**TASK ITEM:**
List every line in this data where the string "name" occurs.

[Entries from a dataset of interfaces]
^^^^^^^^
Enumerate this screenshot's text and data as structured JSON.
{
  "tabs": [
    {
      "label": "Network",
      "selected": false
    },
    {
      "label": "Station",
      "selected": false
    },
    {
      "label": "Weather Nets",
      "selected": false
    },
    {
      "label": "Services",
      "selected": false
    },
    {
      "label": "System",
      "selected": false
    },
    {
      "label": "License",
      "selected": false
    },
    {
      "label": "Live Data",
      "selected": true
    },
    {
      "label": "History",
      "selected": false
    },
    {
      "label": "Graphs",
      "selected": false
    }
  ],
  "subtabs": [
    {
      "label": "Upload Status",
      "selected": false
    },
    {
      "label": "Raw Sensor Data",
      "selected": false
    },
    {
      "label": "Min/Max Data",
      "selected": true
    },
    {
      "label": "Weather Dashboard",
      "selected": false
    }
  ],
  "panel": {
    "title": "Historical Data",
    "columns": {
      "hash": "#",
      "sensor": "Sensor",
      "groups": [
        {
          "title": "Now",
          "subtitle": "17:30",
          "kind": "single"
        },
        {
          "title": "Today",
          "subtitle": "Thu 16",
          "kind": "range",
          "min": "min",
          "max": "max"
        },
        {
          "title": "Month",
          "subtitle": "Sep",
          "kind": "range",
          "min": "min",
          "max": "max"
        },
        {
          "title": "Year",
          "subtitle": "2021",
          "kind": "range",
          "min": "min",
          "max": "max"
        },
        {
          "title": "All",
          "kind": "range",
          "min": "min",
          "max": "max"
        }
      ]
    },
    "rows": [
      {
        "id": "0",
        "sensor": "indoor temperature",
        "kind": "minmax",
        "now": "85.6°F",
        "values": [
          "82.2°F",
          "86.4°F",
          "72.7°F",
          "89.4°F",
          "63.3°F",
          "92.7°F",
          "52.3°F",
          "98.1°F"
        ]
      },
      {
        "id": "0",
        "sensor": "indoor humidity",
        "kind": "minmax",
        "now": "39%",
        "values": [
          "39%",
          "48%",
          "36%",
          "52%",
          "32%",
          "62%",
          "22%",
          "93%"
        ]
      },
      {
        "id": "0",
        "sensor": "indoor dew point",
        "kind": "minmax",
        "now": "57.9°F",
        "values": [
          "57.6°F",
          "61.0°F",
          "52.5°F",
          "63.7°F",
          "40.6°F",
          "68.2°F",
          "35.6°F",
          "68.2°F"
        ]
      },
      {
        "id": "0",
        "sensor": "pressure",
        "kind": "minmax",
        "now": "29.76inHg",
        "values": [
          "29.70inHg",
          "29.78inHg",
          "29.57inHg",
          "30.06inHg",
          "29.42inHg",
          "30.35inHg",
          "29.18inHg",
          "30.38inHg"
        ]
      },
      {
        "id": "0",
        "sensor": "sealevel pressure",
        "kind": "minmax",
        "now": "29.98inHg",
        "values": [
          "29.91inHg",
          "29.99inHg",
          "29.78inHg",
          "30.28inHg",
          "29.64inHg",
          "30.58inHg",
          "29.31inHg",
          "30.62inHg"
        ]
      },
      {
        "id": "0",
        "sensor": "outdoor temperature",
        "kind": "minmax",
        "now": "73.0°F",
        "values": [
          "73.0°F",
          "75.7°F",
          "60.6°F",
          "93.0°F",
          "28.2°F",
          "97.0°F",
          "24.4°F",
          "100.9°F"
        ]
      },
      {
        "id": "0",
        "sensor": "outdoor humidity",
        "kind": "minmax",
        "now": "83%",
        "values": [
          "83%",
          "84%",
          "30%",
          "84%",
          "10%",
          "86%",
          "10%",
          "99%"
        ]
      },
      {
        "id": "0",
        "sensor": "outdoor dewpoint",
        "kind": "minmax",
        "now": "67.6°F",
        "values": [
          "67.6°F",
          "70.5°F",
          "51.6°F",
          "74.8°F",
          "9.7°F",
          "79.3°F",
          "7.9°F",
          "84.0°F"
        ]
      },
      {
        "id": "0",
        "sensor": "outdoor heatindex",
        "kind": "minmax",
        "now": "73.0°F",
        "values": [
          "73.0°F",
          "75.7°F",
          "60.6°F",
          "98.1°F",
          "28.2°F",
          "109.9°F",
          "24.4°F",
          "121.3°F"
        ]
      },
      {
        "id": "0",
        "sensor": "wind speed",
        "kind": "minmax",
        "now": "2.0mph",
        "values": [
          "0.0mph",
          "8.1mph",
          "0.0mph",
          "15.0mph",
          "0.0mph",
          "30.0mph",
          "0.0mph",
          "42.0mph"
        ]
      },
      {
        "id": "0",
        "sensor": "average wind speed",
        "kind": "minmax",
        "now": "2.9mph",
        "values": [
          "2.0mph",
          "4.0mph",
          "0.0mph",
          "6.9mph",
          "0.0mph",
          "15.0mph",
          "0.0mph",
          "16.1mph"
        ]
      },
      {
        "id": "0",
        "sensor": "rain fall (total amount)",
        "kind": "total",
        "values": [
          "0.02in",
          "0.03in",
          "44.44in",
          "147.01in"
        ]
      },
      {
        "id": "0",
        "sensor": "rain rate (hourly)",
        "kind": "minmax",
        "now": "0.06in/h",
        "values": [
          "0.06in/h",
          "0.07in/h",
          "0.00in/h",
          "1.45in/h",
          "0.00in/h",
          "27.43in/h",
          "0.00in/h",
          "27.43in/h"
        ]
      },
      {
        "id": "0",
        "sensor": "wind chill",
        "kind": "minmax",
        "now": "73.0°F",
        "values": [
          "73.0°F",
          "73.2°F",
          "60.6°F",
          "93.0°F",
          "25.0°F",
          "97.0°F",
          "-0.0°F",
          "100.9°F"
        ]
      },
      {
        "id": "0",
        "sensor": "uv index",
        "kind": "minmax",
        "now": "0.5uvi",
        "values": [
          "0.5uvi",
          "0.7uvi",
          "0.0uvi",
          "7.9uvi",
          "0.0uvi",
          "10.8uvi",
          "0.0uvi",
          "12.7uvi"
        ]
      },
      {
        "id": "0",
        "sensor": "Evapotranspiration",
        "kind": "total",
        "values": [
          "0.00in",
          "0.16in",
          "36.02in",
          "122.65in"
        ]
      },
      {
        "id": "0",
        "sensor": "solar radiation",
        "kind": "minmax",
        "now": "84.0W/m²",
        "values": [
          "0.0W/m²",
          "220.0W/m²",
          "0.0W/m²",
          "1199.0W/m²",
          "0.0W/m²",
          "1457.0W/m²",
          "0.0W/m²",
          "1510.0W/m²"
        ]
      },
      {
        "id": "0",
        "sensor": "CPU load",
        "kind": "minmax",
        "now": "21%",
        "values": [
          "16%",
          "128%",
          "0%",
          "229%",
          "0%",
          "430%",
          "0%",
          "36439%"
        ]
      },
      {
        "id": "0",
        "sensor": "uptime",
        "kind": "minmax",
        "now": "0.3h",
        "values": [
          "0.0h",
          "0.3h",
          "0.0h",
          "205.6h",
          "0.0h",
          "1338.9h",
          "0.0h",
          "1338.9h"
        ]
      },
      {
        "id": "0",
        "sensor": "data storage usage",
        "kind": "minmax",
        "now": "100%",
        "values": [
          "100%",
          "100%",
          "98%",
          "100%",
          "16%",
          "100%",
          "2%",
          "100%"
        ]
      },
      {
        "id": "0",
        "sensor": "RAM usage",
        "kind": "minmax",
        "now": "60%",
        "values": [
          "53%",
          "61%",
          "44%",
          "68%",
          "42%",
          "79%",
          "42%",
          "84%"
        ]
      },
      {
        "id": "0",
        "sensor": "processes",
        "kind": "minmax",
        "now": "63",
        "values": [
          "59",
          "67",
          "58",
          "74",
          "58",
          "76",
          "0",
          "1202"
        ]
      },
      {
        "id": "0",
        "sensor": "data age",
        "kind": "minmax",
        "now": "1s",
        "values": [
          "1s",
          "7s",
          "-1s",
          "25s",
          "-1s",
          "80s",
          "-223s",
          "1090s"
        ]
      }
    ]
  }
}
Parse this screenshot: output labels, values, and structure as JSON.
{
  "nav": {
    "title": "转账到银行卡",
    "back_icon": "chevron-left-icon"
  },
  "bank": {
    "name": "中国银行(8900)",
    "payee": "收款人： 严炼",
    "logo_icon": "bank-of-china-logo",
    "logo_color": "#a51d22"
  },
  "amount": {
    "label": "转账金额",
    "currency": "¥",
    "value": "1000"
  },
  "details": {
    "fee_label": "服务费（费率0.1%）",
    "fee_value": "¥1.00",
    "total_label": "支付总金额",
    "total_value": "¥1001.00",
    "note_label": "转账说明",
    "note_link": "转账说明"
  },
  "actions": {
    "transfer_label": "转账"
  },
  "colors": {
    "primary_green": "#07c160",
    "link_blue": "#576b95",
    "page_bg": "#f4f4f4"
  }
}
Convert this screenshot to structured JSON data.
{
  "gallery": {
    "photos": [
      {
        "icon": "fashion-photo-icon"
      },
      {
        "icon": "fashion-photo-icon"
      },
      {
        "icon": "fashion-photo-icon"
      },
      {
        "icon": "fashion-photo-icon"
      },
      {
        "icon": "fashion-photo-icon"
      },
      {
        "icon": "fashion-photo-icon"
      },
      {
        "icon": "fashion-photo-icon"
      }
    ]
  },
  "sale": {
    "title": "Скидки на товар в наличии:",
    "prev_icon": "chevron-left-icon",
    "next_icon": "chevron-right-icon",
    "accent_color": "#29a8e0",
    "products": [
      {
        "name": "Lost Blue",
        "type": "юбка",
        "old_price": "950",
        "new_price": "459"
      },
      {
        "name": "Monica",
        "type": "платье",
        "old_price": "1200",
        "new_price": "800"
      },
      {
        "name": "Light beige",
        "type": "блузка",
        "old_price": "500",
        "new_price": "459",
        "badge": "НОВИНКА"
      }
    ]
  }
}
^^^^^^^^
**EXERCISE RESPONSE:**
    "name": "中国银行(8900)",
        "name": "Lost Blue",
        "name": "Monica",
        "name": "Light beige",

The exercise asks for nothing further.